YOUR ASSIGNMENT: Extract every line from the records below that contains the word "DEBUG".

[Entries from a dataset of interfaces]
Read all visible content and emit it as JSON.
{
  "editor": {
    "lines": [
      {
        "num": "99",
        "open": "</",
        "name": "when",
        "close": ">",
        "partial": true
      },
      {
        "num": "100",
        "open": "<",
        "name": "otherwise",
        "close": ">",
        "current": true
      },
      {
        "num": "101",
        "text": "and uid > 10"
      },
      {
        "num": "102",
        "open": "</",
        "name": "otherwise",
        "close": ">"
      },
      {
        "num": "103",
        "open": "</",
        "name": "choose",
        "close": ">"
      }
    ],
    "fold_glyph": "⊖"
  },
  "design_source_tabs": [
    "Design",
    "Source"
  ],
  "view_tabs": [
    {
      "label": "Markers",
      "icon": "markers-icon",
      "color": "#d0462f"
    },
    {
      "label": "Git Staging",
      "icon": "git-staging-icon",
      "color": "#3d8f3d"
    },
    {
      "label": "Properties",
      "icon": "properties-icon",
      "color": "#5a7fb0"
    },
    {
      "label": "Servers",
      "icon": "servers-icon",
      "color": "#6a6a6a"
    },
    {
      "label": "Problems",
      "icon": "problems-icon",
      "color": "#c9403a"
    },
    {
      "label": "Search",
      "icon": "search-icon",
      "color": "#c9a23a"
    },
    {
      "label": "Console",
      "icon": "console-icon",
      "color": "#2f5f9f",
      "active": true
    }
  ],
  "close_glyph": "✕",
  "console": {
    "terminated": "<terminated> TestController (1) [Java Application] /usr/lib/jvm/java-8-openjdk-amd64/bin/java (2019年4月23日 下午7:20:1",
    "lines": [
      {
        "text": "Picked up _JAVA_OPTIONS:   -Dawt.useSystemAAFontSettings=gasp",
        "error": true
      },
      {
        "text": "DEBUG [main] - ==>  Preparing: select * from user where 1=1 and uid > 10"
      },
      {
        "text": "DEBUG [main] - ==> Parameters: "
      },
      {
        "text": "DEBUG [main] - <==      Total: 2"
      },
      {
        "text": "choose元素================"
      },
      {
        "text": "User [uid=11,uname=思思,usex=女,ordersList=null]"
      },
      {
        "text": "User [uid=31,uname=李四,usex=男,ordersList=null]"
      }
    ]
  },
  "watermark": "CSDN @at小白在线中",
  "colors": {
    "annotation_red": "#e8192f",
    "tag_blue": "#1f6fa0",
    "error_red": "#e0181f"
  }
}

EXERCISE RESPONSE:
        "text": "DEBUG [main] - ==>  Preparing: select * from user where 1=1 and uid > 10"
        "text": "DEBUG [main] - ==> Parameters: "
        "text": "DEBUG [main] - <==      Total: 2"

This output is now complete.